Rainy Lara’s previous outing at Northeast Delta Dental Stadium consisted of 7 scoreless innings with just 3 strikeouts.  Despite the results, Lara was clearly gassed by the 7th inning and got lucky on a couple of fly balls to center.  This time around, the strikeouts were up but so was Lara’s 7th inning luck.  Ryan Schimpf had accounted for all of New Hampshire’s offense with a pair of solo home runs before Lara went an inning too far and nearly threw away a 4-run lead.  John Church did his best to limit the damage and Cody Satterwhite pitched a perfect 9th to close out a narrow 6-5 victory.

Box Score

They’ll let anyone to second base around here…

Rainy Lara kept things quick and clean for the first three innings, giving up only two hits while striking out three over that span.  The Mets struck first in the top of the third with three runs on hits from Travis Taijeron, Wilfredo Tovar, Brian Burgamy, and Kevin Plawecki plus a Matt Clark HBP.  Clark was in serious pain after being hit but stayed in the game to run the bases.  Cory Vaughn took his place as DH the next time through the batting order.

Lara got three more strikeouts in the 4th, but only after giving up a solo home run to Ryan Schimpf.  Schimpf hit a second solo home run in the 6th, but that was the extent of New Hampshire’s scoring over the first six innings.

The Mets added a run of their own in the top of the 6th on a Travis Taijeron double that missed being a home run by mere inches.  It was still enough to score Jayce Boyd, who walked earlier in the inning.

Darrell Ceciliani scores from first on a pair of throwing errors

The 7th inning got started with a Darrell Ceciliani single that apparently bugged New Hampshire pitcher John Anderson.  Repeated pickoff attempts have a way of going bad, though Rainy Lara got away with a whole bunch at once earlier in the game.  For Anderson, three was his limit.  Ceciliani made it to third base when the pickoff went awry and then scored when the throw to third had the same result.  I guess that’s one way to get rid of a runner…

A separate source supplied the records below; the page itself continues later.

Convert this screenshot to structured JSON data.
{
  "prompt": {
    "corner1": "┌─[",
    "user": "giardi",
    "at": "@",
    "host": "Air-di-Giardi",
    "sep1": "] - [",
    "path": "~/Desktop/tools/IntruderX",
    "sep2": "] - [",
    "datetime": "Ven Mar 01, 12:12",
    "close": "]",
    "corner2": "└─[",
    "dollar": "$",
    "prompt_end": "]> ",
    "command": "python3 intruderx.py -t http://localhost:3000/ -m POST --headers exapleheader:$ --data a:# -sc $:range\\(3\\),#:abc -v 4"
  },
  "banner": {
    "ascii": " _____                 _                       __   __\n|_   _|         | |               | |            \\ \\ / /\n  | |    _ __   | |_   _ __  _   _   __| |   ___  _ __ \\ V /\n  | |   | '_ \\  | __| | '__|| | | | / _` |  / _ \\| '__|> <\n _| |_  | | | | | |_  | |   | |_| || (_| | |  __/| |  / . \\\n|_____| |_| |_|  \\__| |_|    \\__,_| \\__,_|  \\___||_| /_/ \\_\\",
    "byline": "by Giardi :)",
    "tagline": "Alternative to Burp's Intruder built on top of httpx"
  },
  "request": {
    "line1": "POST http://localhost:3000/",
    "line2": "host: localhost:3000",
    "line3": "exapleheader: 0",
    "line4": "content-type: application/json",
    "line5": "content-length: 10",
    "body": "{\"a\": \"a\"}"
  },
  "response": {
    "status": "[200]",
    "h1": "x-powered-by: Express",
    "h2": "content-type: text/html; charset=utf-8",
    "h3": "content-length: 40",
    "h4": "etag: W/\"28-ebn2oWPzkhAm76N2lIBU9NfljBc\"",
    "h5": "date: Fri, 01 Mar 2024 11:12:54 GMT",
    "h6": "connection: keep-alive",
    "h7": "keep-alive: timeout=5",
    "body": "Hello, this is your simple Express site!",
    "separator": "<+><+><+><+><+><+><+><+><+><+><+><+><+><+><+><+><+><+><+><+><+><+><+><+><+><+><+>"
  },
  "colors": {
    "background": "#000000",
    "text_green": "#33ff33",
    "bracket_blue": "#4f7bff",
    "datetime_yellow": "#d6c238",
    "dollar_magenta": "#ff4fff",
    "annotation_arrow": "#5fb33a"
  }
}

In a surprising twist, Cory Vaughn, batting well under .200 this season, hit a double with two outs.  Kevin Plawecki, batting well over .300 this season, then doubled Vaughn home on what appeared to be a routine fly ball.  That would do it for the Mets’ offense, but when’s the last time they blew a 4-run lead?  Oh, right, last night…

It’s never a good sign when runners are rolling around the bases…

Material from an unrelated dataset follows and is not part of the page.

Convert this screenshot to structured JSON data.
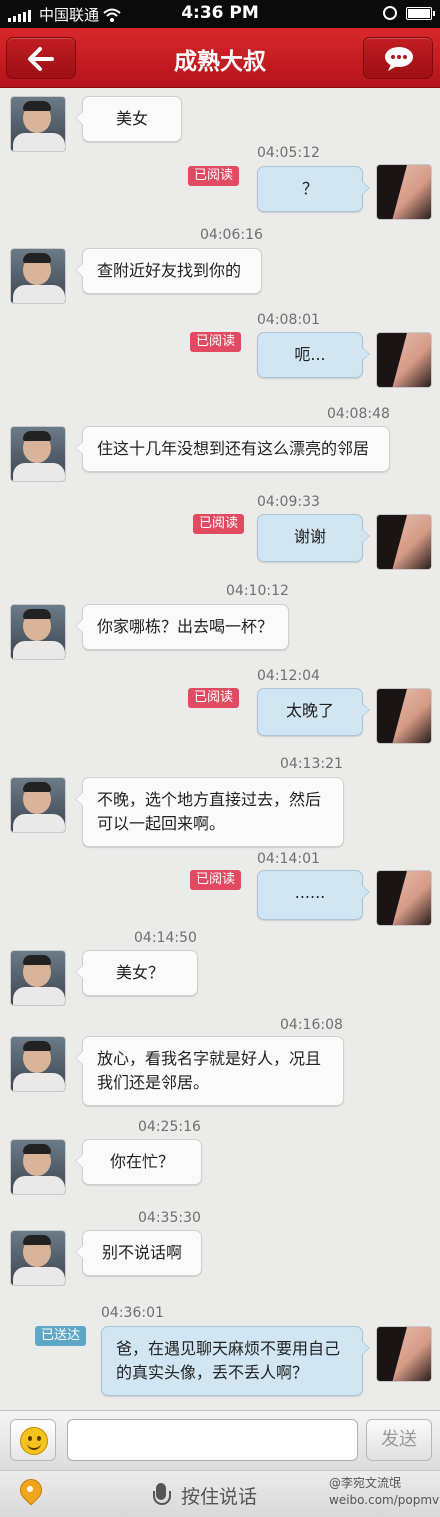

Three hits and one out later, Lara was pulled from the game with the lead cut to 6-3.  John Church would go on to allow both inherited runners to score, but neither team managed anything other than a strikeout or groundout over the rest of the game.

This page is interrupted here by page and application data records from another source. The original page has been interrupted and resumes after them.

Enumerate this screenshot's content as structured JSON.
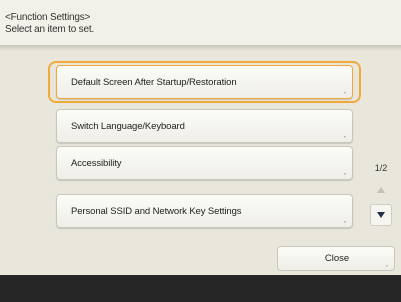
{
  "header": {
    "title": "<Function Settings>",
    "subtitle": "Select an item to set."
  },
  "items": [
    {
      "label": "Default Screen After Startup/Restoration",
      "selected": true
    },
    {
      "label": "Switch Language/Keyboard",
      "selected": false
    },
    {
      "label": "Accessibility",
      "selected": false
    },
    {
      "label": "Personal SSID and Network Key Settings",
      "selected": false
    }
  ],
  "pager": {
    "page_indicator": "1/2",
    "up_icon": "triangle-up-icon",
    "down_icon": "triangle-down-icon"
  },
  "footer_actions": {
    "close_label": "Close"
  },
  "colors": {
    "background": "#e9e7dc",
    "focus_ring": "#f2a93b",
    "footer_bar": "#262626"
  }
}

Cody Satterwhite strikes out Jon Berti to end the game

Final Score: Bingamton 6, New Hampshire 5